With the internet and the abundance of information we have these days, it’s fair to say that the importance of home insulation is now understood. In short, between 50% and 60% of all heat loss goes through the walls and roof. By padding these areas, less heat escapes, we don’t need the heating on for so long, and we can save our hard-earned money.
This is great, but what types of insulation actually exist?

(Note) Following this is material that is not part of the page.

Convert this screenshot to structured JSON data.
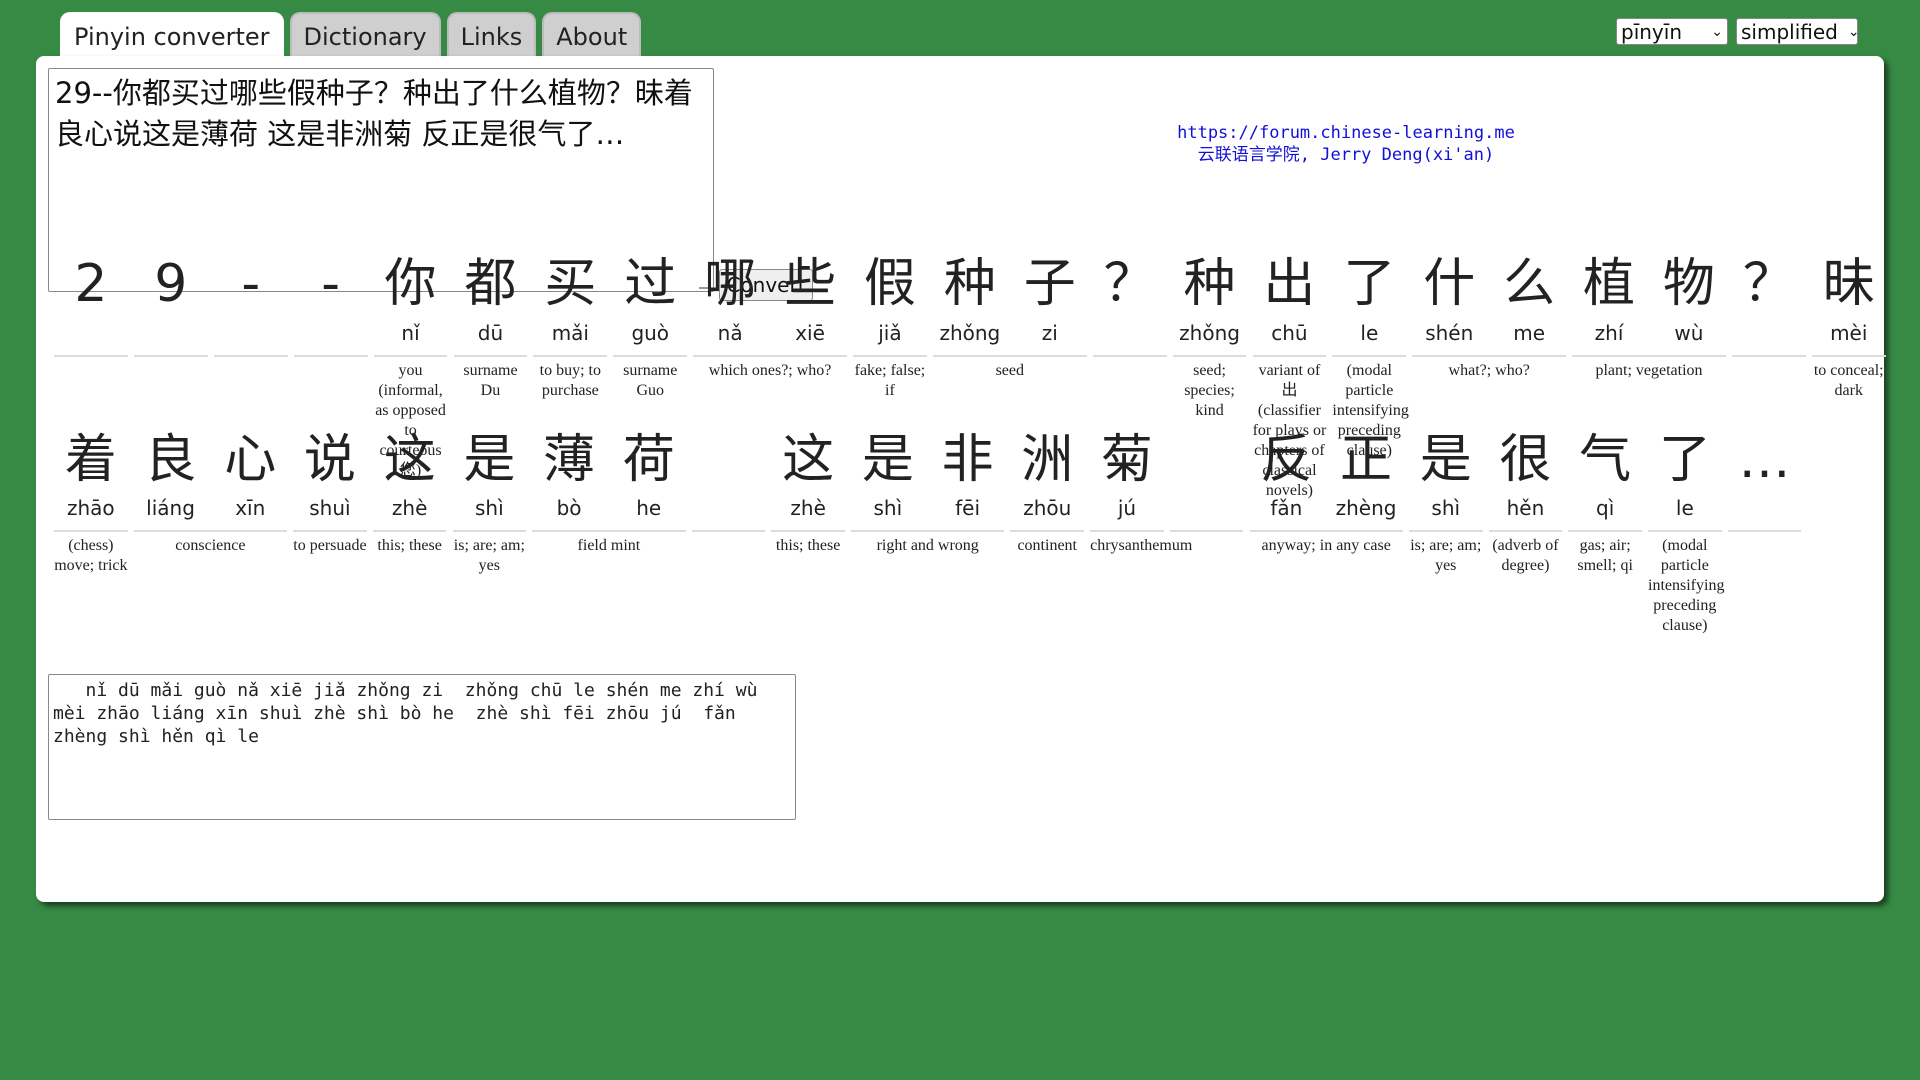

We’re going to go through the main offerings in this guide!
Rockwool Loft Insulation – Perhaps the most common choice of all, this is ideal for cold roofs and generally works well (so long as it is laid correctly!). As a combination of recycled slag and basalt rock, the final product is vapor permeable while remaining moisture resistant.

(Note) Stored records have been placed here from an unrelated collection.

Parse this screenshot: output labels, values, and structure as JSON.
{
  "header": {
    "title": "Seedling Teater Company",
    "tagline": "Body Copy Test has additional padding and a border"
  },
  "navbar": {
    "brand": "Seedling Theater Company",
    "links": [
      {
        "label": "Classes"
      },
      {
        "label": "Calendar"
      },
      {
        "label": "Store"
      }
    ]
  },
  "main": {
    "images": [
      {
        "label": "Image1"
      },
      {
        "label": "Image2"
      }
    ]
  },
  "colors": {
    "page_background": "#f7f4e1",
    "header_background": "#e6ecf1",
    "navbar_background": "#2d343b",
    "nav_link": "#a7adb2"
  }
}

Multi-Layer Foil Insulation – Sometimes, not all forms of insulation are possible to use, and this is where multi-layer foil insulation comes in. When bubble foil and single foil products started to have problems with condensation, this solution was developed and introduced as a replacement.

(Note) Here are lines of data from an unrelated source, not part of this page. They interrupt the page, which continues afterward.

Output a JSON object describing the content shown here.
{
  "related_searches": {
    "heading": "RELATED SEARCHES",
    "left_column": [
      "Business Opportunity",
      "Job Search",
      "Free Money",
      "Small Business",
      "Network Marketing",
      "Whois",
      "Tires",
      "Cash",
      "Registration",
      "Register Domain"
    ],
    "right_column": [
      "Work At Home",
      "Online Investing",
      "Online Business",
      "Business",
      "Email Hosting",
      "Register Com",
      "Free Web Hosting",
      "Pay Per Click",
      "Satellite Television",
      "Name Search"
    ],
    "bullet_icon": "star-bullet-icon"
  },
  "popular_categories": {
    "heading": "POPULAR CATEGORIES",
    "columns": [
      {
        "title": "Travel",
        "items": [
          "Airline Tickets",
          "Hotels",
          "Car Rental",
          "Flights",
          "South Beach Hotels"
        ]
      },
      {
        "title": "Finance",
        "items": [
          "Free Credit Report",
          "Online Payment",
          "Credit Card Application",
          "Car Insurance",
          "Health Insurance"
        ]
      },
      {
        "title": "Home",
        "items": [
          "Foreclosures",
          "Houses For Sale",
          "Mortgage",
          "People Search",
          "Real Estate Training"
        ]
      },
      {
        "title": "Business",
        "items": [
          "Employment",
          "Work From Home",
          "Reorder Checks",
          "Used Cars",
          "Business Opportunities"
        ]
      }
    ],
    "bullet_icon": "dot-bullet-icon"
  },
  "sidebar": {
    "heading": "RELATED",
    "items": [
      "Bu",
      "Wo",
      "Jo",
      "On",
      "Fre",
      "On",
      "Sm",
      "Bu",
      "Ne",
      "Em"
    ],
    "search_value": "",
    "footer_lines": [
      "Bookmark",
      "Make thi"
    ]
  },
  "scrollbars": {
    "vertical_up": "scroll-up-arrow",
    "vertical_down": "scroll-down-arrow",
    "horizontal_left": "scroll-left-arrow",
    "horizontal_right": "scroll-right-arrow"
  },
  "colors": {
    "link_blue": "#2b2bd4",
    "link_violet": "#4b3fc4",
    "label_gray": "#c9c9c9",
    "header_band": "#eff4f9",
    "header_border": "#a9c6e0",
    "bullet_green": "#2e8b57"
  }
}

Aluminum Foil-Backed Insulation – If there are areas in the roof or loft that need guarding against heat, aluminum foil might be the perfect choice because the material reflects light. Additionally, having the foil facing inside will reflect the heat back into the home rather than being allowed to escape.
Cavity Wall Insulation – Used as a general term, there are many potential materials used for cavity wall insulation; this includes polyurethane foam, fiber wool, and polystyrene beads (or granules). These days, mineral wool is the most common choice.
Rigid Foam Insulation – Again, there are different types of rigid foam insulation. However, they all have the same purpose; they use solid boards and sheets of material. As a closed cell material, it’s a rigid surface rather than using soft mats and other loose options.
Blown-In Insulation – As the name suggests, this product is either sprayed or blown into the wall. Although designed for the walls in a home (since it causes minimal damage and disruption), there’s no reason why you can’t also blow insulation into attics and floors. In most cases, this will be a foam solution.
Blue Jean Insulation – Sometimes referred to as ‘denim’ insulation, you might be more familiar with this material on clothing, but it is also a high-performance insulation too. Of course, there are differences between the clothing and insulation, but it all starts in the same place. Rather than throwing away the clippings and scraps from denim clothing factories, they provide the foundation for recycled denim insulation (so it’s also an environmentally friendly option!).
Sheep’s Wool Insulation – This time, we’re looking to nature and a material that sheep themselves grow in order to stay warm; wool. In wool, there are millions of small air pockets created in the fibers. Therefore, this results in a thermal barrier and shouldn’t allow for heat inside the home to escape.
Finding a Solution
Even after our list, there are still more options. If this is causing headaches, don’t allow yourself to be confused by the many products. Rather than looking at loose fill insulation, rolls, batts, and boards, start with your own needs. Too often, we find people shaping their needs to a product when they should be doing the opposite and shaping the product to their needs.
If you don’t even know where to start, have somebody come visit your home. They will assess the walls and roofing before then providing advice on the best insulation choice!